Friday, November 16, 2012

The age of alignment

It's a busy day here at the OBX Thinking World Headquarters so I'm reposting this from 2010. Seeing as most businesses are putting the finishing touches on their plans for next year now, I thought this might be appropriate. Enjoy.

Planning is a monumental waste of time.

Every year thousands of executives and managers spend millions of hours developing plans that are scuttled the minute a competitor offers a rebate, a new technology emerges, or the CEO reads a best-selling management book.

Rather than developing detailed plans, spend time defining your company's vision, mission, values, goals and objectives – those things aren't (or at least shouldn't be) subject to the vagaries of the daily business page – then communicate them with every member of your team to ensure they're in alignment.

If your team truly understands your mission, values and goals, they can act within their areas of expertise to do the right thing when new challenges and opportunities present themselves.

By not boxing people in with a list of tasks and timelines, while still holding them accountable specific measurable goals, you're allowing employees to initiate action and take a deeper level of ownership in their jobs and the company. You'll create more commitment, more satisfaction and a nimbler workplace that can rise to meet challenges in a moment's notice.

It all starts with knowing what you stand for. And making sure everyone else knows it, too.

Thursday, November 15, 2012

Innovation is risky enough

Here's a tip for food marketers and product developers.

If you have to issue the following statement when introducing a new product, you may want to rethink things.
We have carefully reviewed FDA requirements and believe our product is in compliance with current regulations for food ingredients.

With all the recent news surrounding high-caffeine energy drinks this may not be the best time for Frito-Lay to launch Cracker Jack'd, a line of "energy snacks" targeted at young adults.

Yes, the FDA may say they're safe. They may be exactly what consumer's are asking for. But if just one over-caffeinated kid collapses after eating a bag of Cocoa Java Power Bites, it could put the whole company in jeopardy.

Remember: just because you can, doesn't mean you should.

Wednesday, November 14, 2012

Guy's big branding lesson

Branding is about creating, managing and fulfilling (or hopefully exceeding) expectations through your product or service. You'd think a guy who travels the country sampling the best food at America's diners, drive-ins and dives would understand this.

Apparently not if the reviews in The New York Times, New York Post, and Serious Eats of Guy Fieri's new restaurant, Guy's American Kitchen & Bar, are to be believed.

Brands are fragile because they're built on nothing more than trust, and once that trust is broken, it's nearly impossible to repair the damage. In this age of 24/7/365 mass and peer to peer communication, the costs of not delivering are higher than ever before.

If you're a big famous brand that's introducing a new product to the world, you have to get it right, right out of the box or expect to be pilloried.

Great brands inspire both love and hate. Apple, BMW, Walmart, Google, are beloved brands by many and detested by others. Those who don't love your brand are just waiting for it to fail and let the world know when it does. Mr. Fieri just discovered this.

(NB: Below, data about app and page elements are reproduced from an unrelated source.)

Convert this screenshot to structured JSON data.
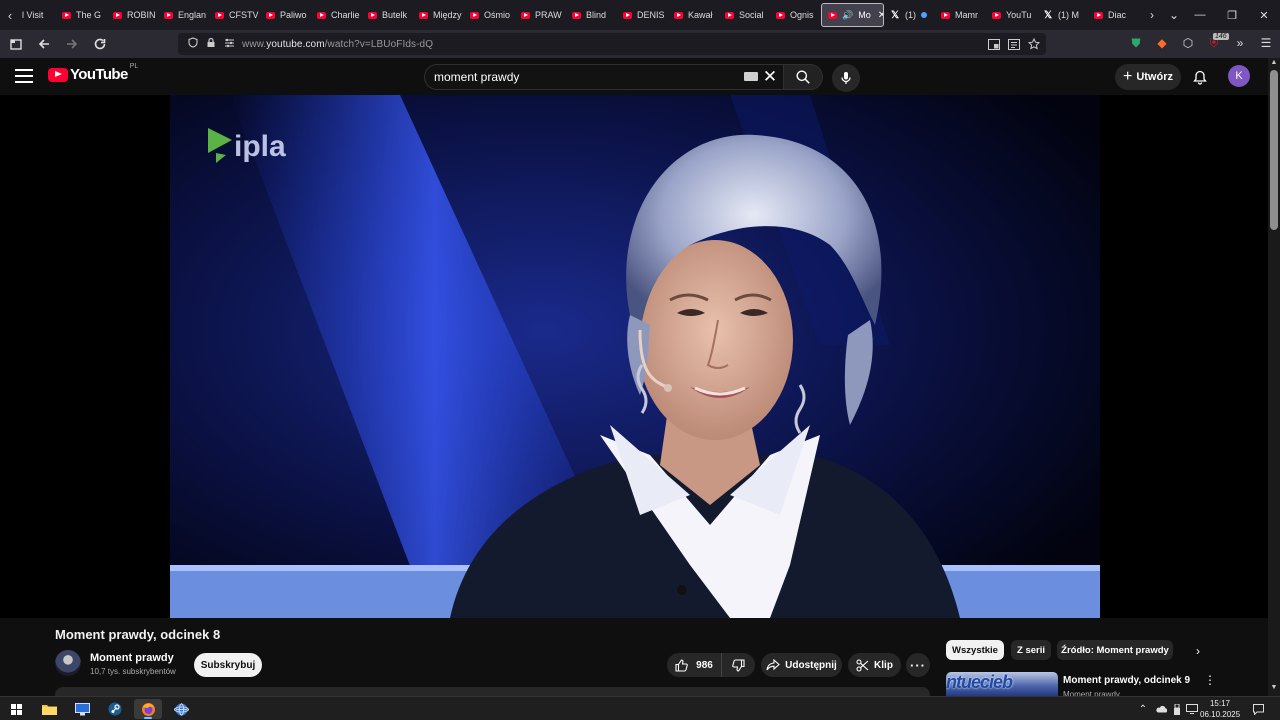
{
  "browser": {
    "tabs": [
      {
        "label": "l Visit",
        "icon": "none"
      },
      {
        "label": "The G",
        "icon": "youtube"
      },
      {
        "label": "ROBIN",
        "icon": "youtube"
      },
      {
        "label": "Englan",
        "icon": "youtube"
      },
      {
        "label": "CFSTV",
        "icon": "youtube"
      },
      {
        "label": "Paliwo",
        "icon": "youtube"
      },
      {
        "label": "Charlie",
        "icon": "youtube"
      },
      {
        "label": "Butelk",
        "icon": "youtube"
      },
      {
        "label": "Między",
        "icon": "youtube"
      },
      {
        "label": "Ośmio",
        "icon": "youtube"
      },
      {
        "label": "PRAW",
        "icon": "youtube"
      },
      {
        "label": "Blind",
        "icon": "youtube"
      },
      {
        "label": "DENIS",
        "icon": "youtube"
      },
      {
        "label": "Kawał",
        "icon": "youtube"
      },
      {
        "label": "Social",
        "icon": "youtube"
      },
      {
        "label": "Ognis",
        "icon": "youtube"
      },
      {
        "label": "Mo",
        "icon": "youtube",
        "active": true
      },
      {
        "label": "(1)",
        "icon": "x"
      },
      {
        "label": "Mamr",
        "icon": "youtube"
      },
      {
        "label": "YouTu",
        "icon": "youtube"
      },
      {
        "label": "(1) M",
        "icon": "x"
      },
      {
        "label": "Diac",
        "icon": "youtube"
      }
    ],
    "url_prefix": "www.",
    "url_domain": "youtube.com",
    "url_path": "/watch?v=LBUoFIds-dQ",
    "extension_badge": "146"
  },
  "youtube": {
    "logo_text": "YouTube",
    "region": "PL",
    "search_value": "moment prawdy",
    "create_label": "Utwórz",
    "avatar_letter": "K"
  },
  "video": {
    "title": "Moment prawdy, odcinek 8",
    "watermark": "ipla",
    "channel_name": "Moment prawdy",
    "channel_subs": "10,7 tys. subskrybentów",
    "subscribe_label": "Subskrybuj",
    "likes": "986",
    "share_label": "Udostępnij",
    "clip_label": "Klip",
    "more_label": "···"
  },
  "sidebar": {
    "chips": [
      "Wszystkie",
      "Z serii",
      "Źródło: Moment prawdy"
    ],
    "recommendation": {
      "title": "Moment prawdy, odcinek 9",
      "channel": "Moment prawdy",
      "thumb_text": "ntuecieb"
    }
  },
  "taskbar": {
    "time": "15:17",
    "date": "06.10.2025"
  }
}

What it all boils down to is this: people love brands when they love the products. Stop delivering a great product and you'll see how quickly your brand equity disappears.

Tuesday, November 13, 2012

Delta screws "up"

Here's what Delta tells those they are trying to convince to fly with them.

A beautifully shot, wonderfully written message about how they're doing everything possible to earn your business.

And here's what they tell musicians who have to buy two seats for every flight.

Lynn Harrell is a concert cellist who has travelled the world for over 40 years plying his trade. In the last 45 days he's performed in Carmel, Singapore, Paris and Los Angeles. His traveling companion: a 1673 Stradivarius worth millions of dollars. Needless to say, he does not check it.

What he did do was get frequent flyer accounts for his instrument for every airline on which he flies to earn an occasional free ticket and help defray his expenses. Apparently Delta is one of the few airlines that does not allow you to accrue miles for seats purchased for musical instruments and has now kicked Mr. Harrell out of their program.

This is why I hate blanket policies.

They turn opportunities to help your best customers into PR disasters.

Here's a world-renowned musician who is willing to pay two times to ensure he and his irreplaceable instrument arrive safely so he can entertain classical music fans around the globe. Instead of encouraging this guy to choose another airline, Delta should sponsor him.

His audience, I imagine, is both wealthy and worldly. Just the kind of people you'd hope would fly Delta.

And now they've given them one more reason to look somewhere else.

Thanks to the tip from my friend, Drew for this image from one of Delta's other commercials showing a cellist with her instrument at the check-in counter. Nothing like a little irony to brighten one's afternoon.